  • The “intertemporal budget constraint” means that any debt outstanding today must be offset by future primary surpluses.
  • The Survey argues that in India, the growth rate is higher than the interest rate most of the time. 
  • The Survey says that, in the current situation, expansionary fiscal policy will boost growth and cause debt to GDP ratios to be lower, not higher.

Areas of concern

  • An important factor for adhering to the fiscal constraint in the past was the fear that the rating agencies would downgrade India if total public debt crossed, say, 10%-11% of GDP. That is a risk that cannot be wished away unless the rating agencies have decided to toe the IMF-World Bank line on fiscal deficits.
  • Another concern is that a large fiscal deficit can fuel a rise in inflation.
  • A third concern is that, with the tax to GDP ratio not rising as expected, the sale of public assets has become crucial to reduction in fiscal deficits in the years ahead. This is a high-risk strategy.
  • A large-scale privatisation almost always involves substantial FDI. In South East Asia and Eastern Europe, privatisation of banks meant a large rise in foreign presence in the domestic economies.

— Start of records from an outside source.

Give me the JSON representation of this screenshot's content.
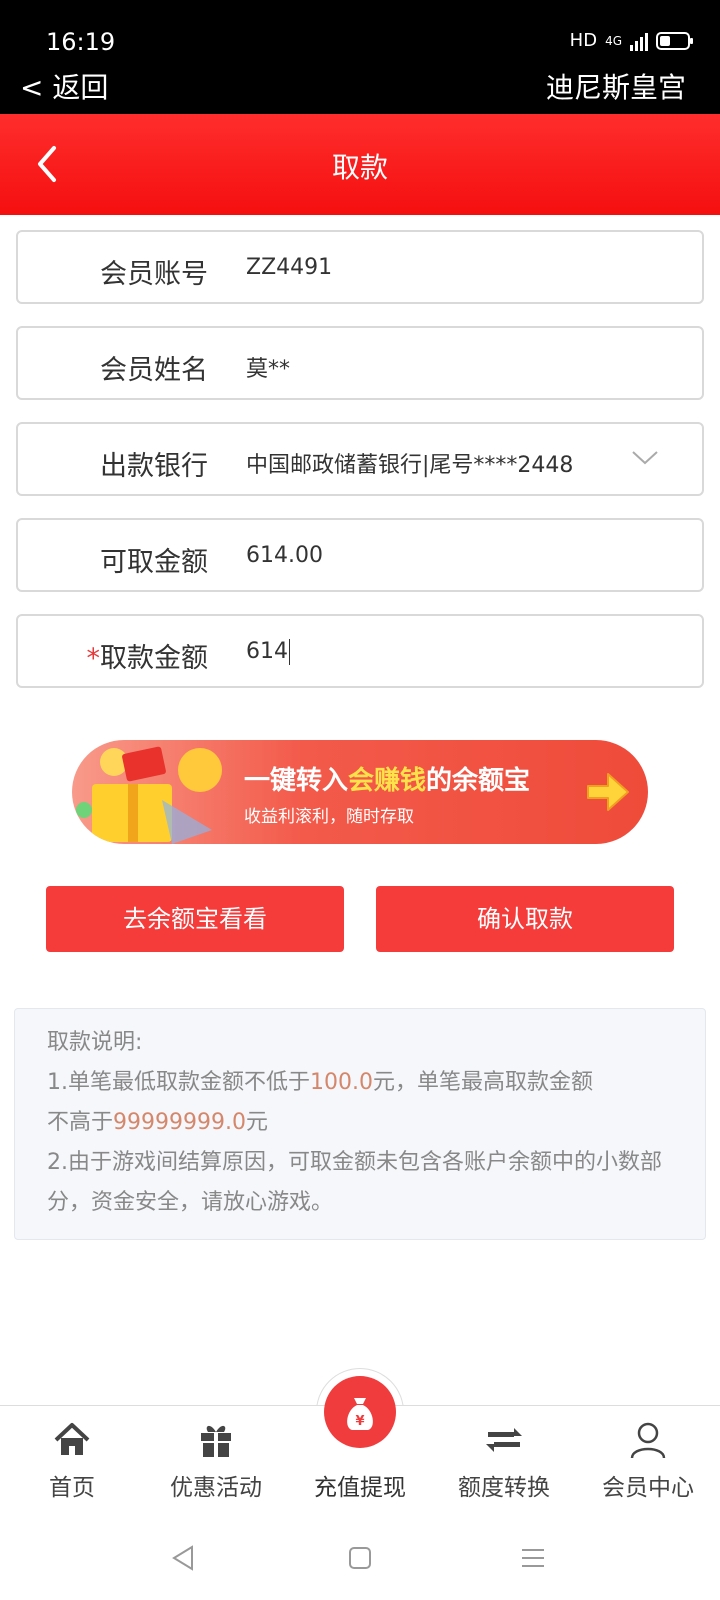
{
  "status": {
    "time": "16:19",
    "network": "HD",
    "signal_label": "4G",
    "back_label": "< 返回",
    "app_name": "迪尼斯皇宫"
  },
  "header": {
    "title": "取款"
  },
  "form": {
    "member_account": {
      "label": "会员账号",
      "value": "ZZ4491"
    },
    "member_name": {
      "label": "会员姓名",
      "value": "莫**"
    },
    "bank": {
      "label": "出款银行",
      "value": "中国邮政储蓄银行|尾号****2448"
    },
    "available": {
      "label": "可取金额",
      "value": "614.00"
    },
    "withdraw": {
      "required_mark": "*",
      "label": "取款金额",
      "value": "614"
    }
  },
  "banner": {
    "line1_pre": "一键转入",
    "line1_hl": "会赚钱",
    "line1_post": "的余额宝",
    "line2": "收益利滚利，随时存取"
  },
  "buttons": {
    "yuebao": "去余额宝看看",
    "confirm": "确认取款"
  },
  "notice": {
    "title": "取款说明:",
    "l1a": "1.单笔最低取款金额不低于",
    "min": "100.0",
    "l1b": "元，单笔最高取款金额",
    "l1c": "不高于",
    "max": "99999999.0",
    "l1d": "元",
    "l2": "2.由于游戏间结算原因，可取金额未包含各账户余额中的小数部分，资金安全，请放心游戏。"
  },
  "tabs": [
    {
      "label": "首页",
      "icon": "home-icon"
    },
    {
      "label": "优惠活动",
      "icon": "gift-icon"
    },
    {
      "label": "充值提现",
      "icon": "money-bag-icon"
    },
    {
      "label": "额度转换",
      "icon": "transfer-icon"
    },
    {
      "label": "会员中心",
      "icon": "user-icon"
    }
  ],
  "colors": {
    "brand_red": "#f63b3b",
    "header_red": "#ff2d2d",
    "highlight_number": "#d4876a"
  }
}
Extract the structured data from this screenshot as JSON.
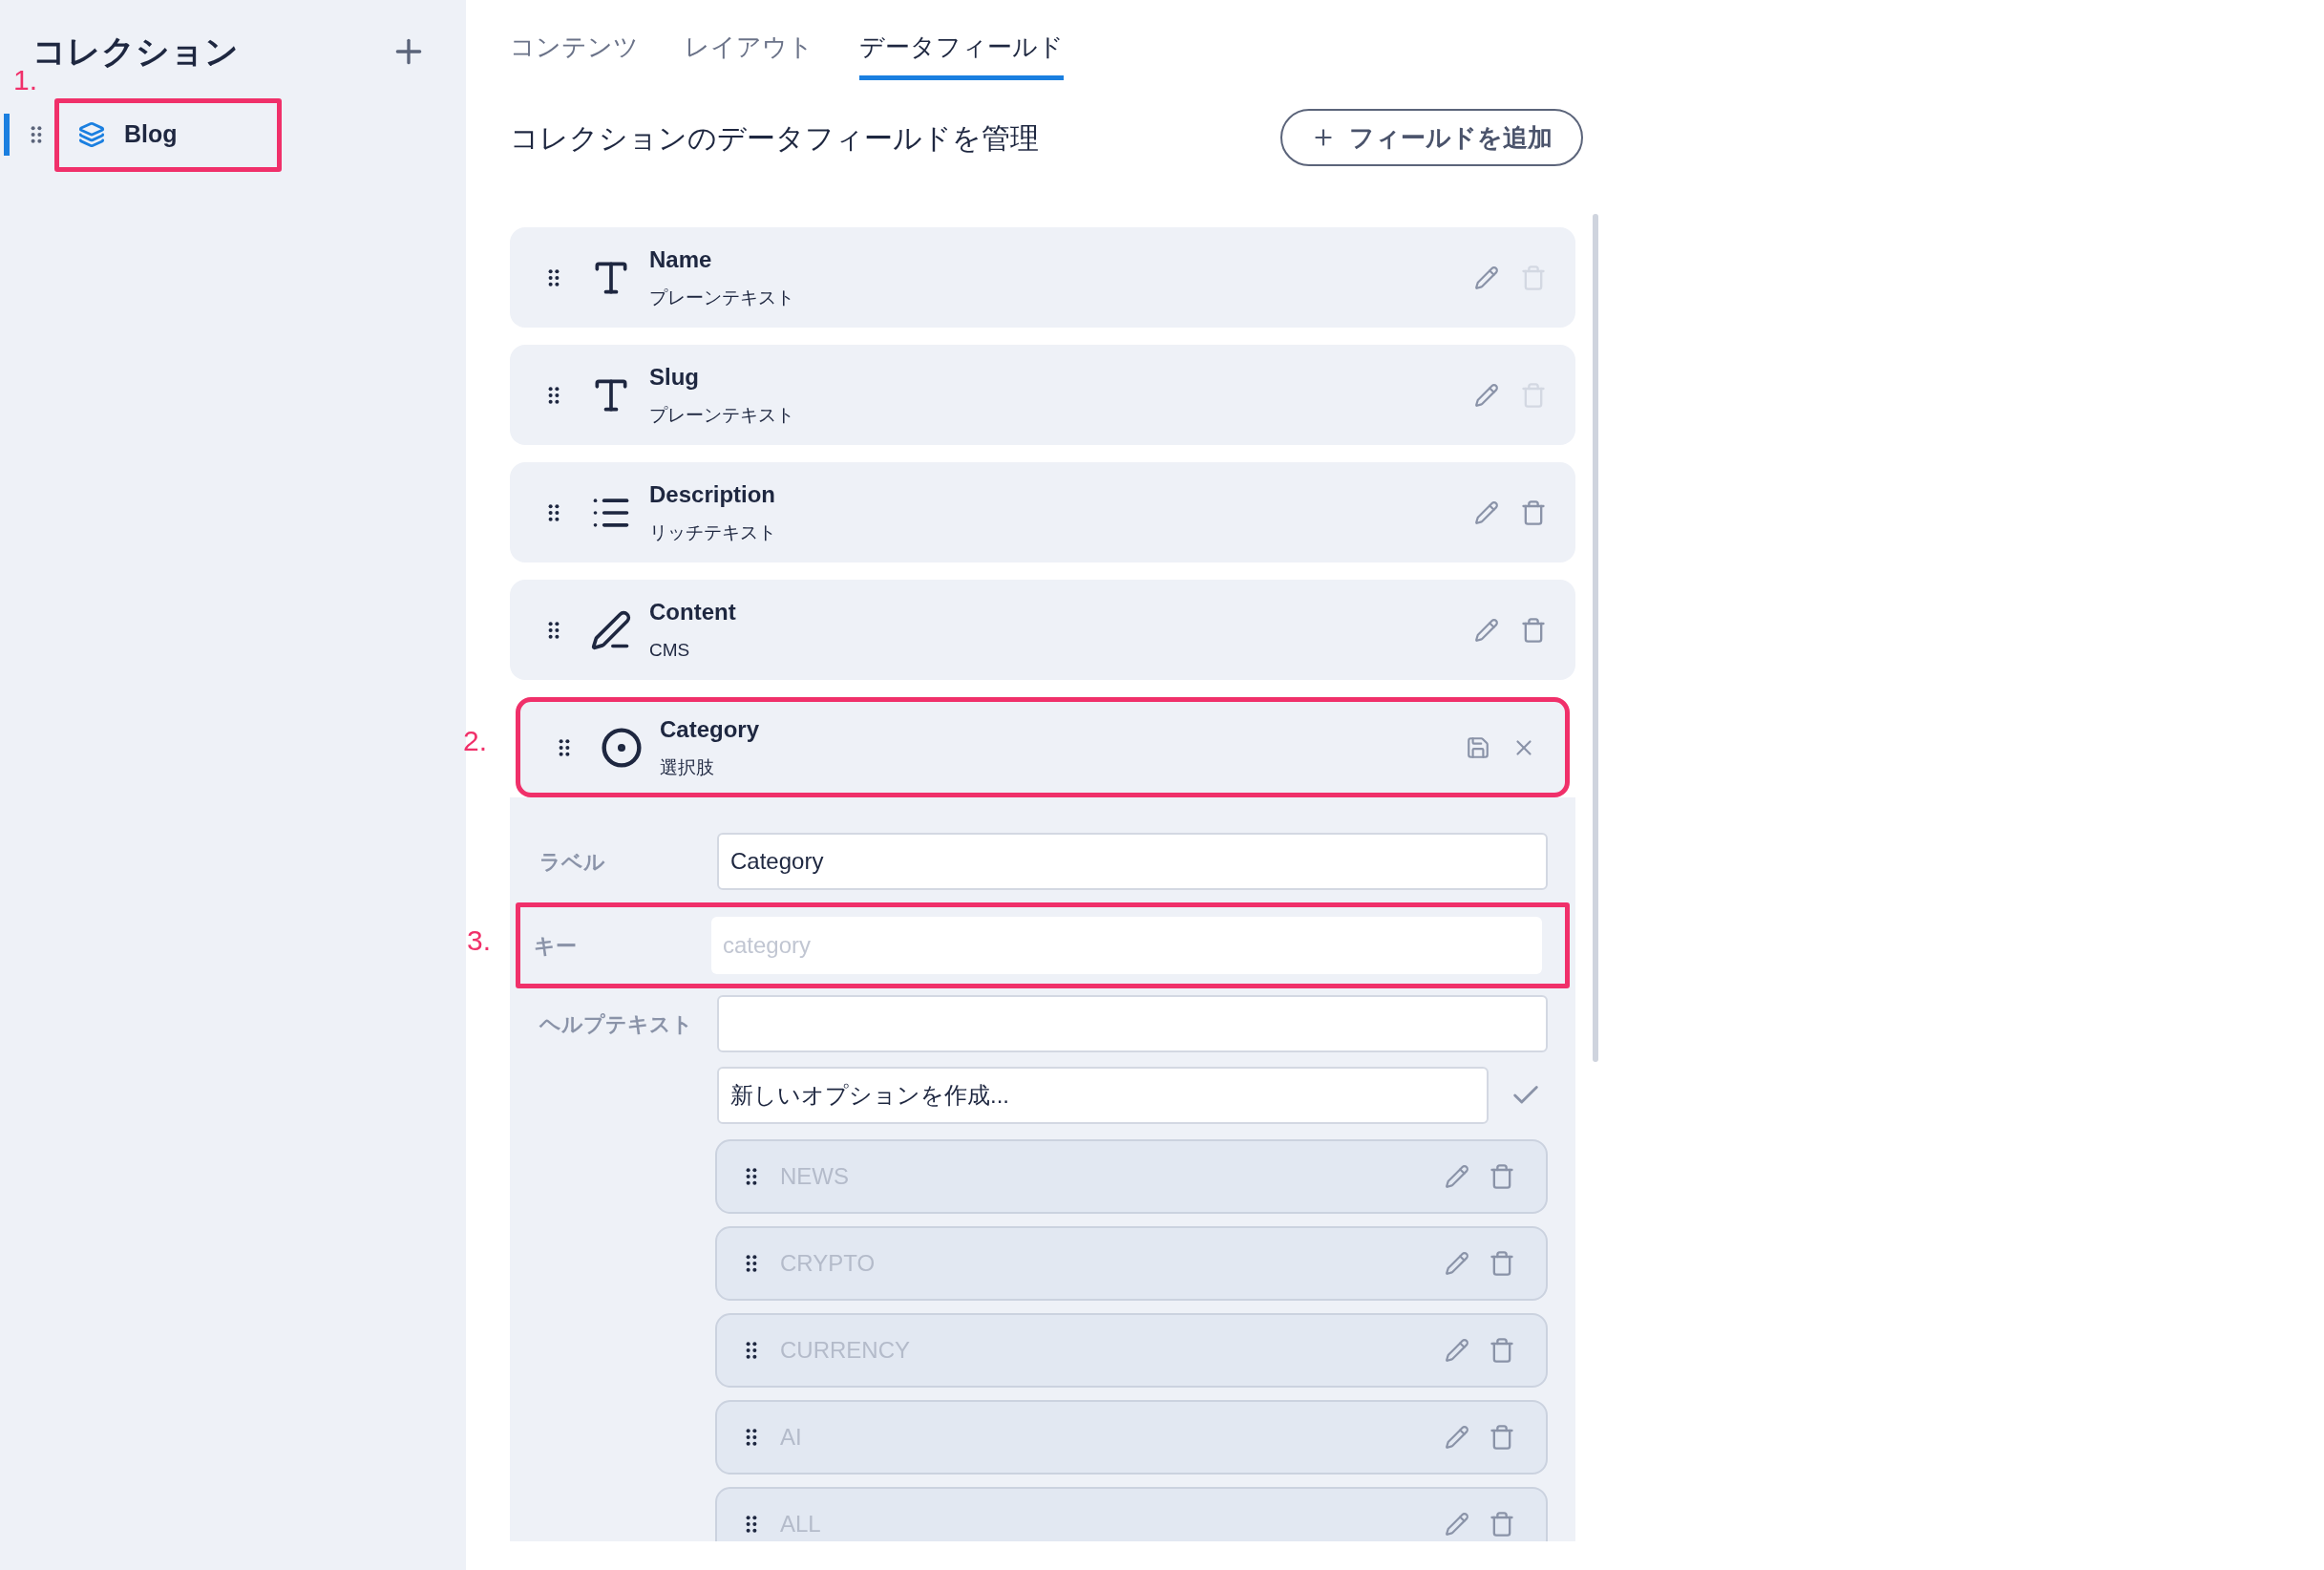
{
  "sidebar": {
    "title": "コレクション",
    "items": [
      {
        "label": "Blog",
        "selected": true,
        "annotation": "1."
      }
    ]
  },
  "tabs": [
    {
      "label": "コンテンツ",
      "selected": false
    },
    {
      "label": "レイアウト",
      "selected": false
    },
    {
      "label": "データフィールド",
      "selected": true
    }
  ],
  "heading": "コレクションのデータフィールドを管理",
  "add_button": "フィールドを追加",
  "fields": [
    {
      "name": "Name",
      "type": "プレーンテキスト",
      "kind": "text",
      "deletable": false,
      "editing": false
    },
    {
      "name": "Slug",
      "type": "プレーンテキスト",
      "kind": "text",
      "deletable": false,
      "editing": false
    },
    {
      "name": "Description",
      "type": "リッチテキスト",
      "kind": "rich_text",
      "deletable": true,
      "editing": false
    },
    {
      "name": "Content",
      "type": "CMS",
      "kind": "cms",
      "deletable": true,
      "editing": false
    },
    {
      "name": "Category",
      "type": "選択肢",
      "kind": "select",
      "editing": true,
      "annotation": "2."
    }
  ],
  "editor": {
    "rows": [
      {
        "label": "ラベル",
        "value": "Category",
        "disabled": false
      },
      {
        "label": "キー",
        "placeholder": "category",
        "disabled": true,
        "annotation": "3."
      },
      {
        "label": "ヘルプテキスト",
        "disabled": false
      }
    ],
    "new_option": {
      "value": "新しいオプションを作成..."
    },
    "options": [
      {
        "label": "NEWS"
      },
      {
        "label": "CRYPTO"
      },
      {
        "label": "CURRENCY"
      },
      {
        "label": "AI"
      },
      {
        "label": "ALL"
      }
    ]
  }
}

Conclusion

  • If the nation’s political economy came in the way of our meeting the FRBM targets, it is also likely to pose an obstacle to large-scale privatisation. A departure from fiscal orthodoxy is welcome. But the government needs to think of ways to make it more sustainable.

Interest Rate Growth Differential

  • A key indicator of an economy’s long-run debt sustainability is the differential between interest paid on government debt and the economy’s nominal growth rate. When the cost of raising debt is lower than the gross domestic product (GDP) growth rate, public debt comes with low fiscal costs.
  • In such a situation, the debt-to-GDP ratio of the economy declines as debts are rolled over.